Computer Science is a practical subject where students can apply the academic principles learned in the classroom to real world systems. It is an intensely creative subject that combines invention and excitement, and can look at the natural world through a digital prism. OCR’s A Level in Computer Science will value computational thinking, helping students to develop the skills to solve problems, design systems and understand the power and limits of human and machine intelligence. Students will develop an ability to analyse, critically evaluate and make decisions. The project approach is a vital component of ‘post-school’ life and is of particular relevance to Further Education, Higher Education and the workplace. Each student is able to tailor their project to fit their individual needs, choices and aspirations.

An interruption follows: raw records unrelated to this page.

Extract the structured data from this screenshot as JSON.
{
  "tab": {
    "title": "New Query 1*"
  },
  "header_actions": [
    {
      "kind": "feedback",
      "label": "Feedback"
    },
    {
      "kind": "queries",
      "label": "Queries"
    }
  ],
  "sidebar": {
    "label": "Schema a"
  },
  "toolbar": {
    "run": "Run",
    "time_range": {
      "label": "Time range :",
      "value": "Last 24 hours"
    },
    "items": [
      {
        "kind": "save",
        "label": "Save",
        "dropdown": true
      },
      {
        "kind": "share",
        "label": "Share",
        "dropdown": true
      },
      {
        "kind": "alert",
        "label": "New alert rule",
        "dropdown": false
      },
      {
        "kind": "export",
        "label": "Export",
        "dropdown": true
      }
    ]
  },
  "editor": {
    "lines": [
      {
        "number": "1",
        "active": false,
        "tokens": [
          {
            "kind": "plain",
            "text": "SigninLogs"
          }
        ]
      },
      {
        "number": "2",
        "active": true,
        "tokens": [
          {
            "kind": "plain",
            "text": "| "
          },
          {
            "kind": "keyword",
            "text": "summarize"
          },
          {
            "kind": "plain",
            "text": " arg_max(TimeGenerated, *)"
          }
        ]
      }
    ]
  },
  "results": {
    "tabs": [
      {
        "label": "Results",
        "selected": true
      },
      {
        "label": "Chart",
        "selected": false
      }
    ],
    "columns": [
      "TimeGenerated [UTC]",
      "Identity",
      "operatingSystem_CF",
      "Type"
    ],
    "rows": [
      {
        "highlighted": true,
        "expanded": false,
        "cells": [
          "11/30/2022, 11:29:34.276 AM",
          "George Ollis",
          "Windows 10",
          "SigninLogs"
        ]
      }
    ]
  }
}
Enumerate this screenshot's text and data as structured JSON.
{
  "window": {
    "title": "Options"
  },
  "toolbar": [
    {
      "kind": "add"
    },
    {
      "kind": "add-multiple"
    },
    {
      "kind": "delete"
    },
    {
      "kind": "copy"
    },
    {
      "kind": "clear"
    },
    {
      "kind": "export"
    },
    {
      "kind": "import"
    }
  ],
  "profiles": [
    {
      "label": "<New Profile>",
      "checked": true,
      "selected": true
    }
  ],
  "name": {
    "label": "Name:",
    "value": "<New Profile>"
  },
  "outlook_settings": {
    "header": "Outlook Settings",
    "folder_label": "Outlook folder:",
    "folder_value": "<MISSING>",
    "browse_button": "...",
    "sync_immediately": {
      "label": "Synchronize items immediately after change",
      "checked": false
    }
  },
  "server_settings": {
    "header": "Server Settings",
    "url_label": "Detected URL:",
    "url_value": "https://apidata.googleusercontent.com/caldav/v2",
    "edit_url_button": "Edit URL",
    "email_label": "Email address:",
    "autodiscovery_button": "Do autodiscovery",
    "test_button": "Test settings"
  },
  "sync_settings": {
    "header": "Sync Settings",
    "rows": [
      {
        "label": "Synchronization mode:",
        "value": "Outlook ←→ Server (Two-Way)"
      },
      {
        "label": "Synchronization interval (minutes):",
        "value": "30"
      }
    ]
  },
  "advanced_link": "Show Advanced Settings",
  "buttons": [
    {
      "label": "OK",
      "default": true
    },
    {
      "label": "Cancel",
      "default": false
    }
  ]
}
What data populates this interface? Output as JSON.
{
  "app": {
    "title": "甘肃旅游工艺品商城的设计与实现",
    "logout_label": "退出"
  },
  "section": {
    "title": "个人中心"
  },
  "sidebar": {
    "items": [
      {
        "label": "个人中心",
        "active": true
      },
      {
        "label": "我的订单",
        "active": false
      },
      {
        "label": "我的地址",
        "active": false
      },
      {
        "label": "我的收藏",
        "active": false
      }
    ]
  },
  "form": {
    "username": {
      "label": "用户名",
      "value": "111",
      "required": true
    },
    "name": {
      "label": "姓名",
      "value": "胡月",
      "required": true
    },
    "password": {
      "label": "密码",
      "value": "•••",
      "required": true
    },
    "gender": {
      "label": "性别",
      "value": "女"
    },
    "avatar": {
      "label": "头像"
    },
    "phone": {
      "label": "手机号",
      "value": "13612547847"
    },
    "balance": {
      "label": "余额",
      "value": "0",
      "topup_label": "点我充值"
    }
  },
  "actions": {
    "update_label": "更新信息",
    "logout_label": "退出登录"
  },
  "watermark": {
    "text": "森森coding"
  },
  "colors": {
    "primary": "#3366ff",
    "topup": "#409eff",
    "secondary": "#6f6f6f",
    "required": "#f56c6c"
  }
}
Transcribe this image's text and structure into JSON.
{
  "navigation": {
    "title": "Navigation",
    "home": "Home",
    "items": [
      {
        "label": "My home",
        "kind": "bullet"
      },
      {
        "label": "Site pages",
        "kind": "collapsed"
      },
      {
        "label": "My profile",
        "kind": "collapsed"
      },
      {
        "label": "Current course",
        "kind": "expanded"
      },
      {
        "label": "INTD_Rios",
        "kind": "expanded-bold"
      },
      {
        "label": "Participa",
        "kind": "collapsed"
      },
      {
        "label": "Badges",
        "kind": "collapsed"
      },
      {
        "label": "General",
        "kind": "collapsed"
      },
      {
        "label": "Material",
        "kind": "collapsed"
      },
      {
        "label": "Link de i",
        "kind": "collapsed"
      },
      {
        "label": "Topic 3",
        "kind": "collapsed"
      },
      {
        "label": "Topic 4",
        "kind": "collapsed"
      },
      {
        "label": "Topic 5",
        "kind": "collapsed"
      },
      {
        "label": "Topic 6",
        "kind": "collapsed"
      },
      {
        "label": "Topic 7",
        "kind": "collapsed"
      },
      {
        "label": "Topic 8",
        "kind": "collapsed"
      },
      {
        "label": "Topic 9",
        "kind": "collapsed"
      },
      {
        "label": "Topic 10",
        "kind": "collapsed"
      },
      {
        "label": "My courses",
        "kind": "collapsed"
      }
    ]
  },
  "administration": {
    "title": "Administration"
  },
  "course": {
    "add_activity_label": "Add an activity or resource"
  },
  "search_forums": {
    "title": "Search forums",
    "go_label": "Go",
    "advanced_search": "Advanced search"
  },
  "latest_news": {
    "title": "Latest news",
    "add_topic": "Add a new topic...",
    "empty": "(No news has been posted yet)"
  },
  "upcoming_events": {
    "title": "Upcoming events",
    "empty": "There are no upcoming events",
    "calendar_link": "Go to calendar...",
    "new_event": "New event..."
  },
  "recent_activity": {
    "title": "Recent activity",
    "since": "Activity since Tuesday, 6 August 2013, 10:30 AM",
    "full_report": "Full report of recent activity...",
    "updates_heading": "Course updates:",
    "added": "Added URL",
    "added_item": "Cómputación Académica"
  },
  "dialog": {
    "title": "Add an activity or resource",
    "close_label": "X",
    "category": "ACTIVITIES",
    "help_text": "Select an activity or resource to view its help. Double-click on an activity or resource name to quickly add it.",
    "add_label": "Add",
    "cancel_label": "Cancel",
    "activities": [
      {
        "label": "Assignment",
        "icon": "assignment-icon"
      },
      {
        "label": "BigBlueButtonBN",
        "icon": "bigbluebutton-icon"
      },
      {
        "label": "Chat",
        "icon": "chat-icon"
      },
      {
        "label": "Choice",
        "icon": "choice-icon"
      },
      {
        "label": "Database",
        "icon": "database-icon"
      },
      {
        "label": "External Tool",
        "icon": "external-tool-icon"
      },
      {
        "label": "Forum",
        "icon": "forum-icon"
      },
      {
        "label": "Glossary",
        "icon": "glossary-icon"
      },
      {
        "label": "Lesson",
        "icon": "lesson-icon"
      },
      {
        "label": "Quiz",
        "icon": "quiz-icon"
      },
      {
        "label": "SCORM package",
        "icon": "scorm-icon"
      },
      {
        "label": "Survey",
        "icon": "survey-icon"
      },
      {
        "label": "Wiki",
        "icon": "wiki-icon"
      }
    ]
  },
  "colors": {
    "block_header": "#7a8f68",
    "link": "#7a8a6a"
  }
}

- The characteristics of contemporary processors, input, output and storage devices
- Software and software development
- Exchanging data
- Data types, data structures and algorithms
- Elements of computational thinking
- Problem solving and programming
- Algorithms to solve problems and standard algorithms
Students will choose a computing problem to work through according to the guidance in the specification.
- Analysis of the problem
- Design of the solution
- Developing the solution
- Paper 1 (50%)
- Paper 2 (50%)
- Paper 1 – Computer Systems – 140 Marks. 2½ hour written exam (40%)
- Paper 2 – Algorithms and Programming – 140 Marks. 2½ hour written exam (40%)
- Programming project – 70 Marks. Non-exam assessment (20%)
This specification has been designed for students who wish to go on to higher education courses or employment where knowledge of computing would be beneficial. Students can study Computer Science and go on to a career in Software and Hardware Development, IT Systems Management, business, any type of science and many other areas.
|Program Arcade Games in Python||A set of short, easily digestible YouTube videos taking you from getting started with Python, to programming an Arcade Game||https://www.youtube.com/playlist?list=PL1D91F4E6E79E73E1|
|Beginners Guide to Python||This is a written tutorial taking you through the basics of Python. Each concept is covered by you coding some very easy to follow examples followed by a challenge to complete.||http://pi.mwclarkson.co.uk/2013/Intro/Introduction%20to%20Python%20v2.1.pdf|
|Program Games in Python||A book written by the official Raspberry Pi magazine the MagPi. Takes you through how to create a game using Python. Again starting from the basics to moving to the more complex concepts.||https://www.raspberrypi.org/magpi-issues/Essentials_Games_v1.pdf|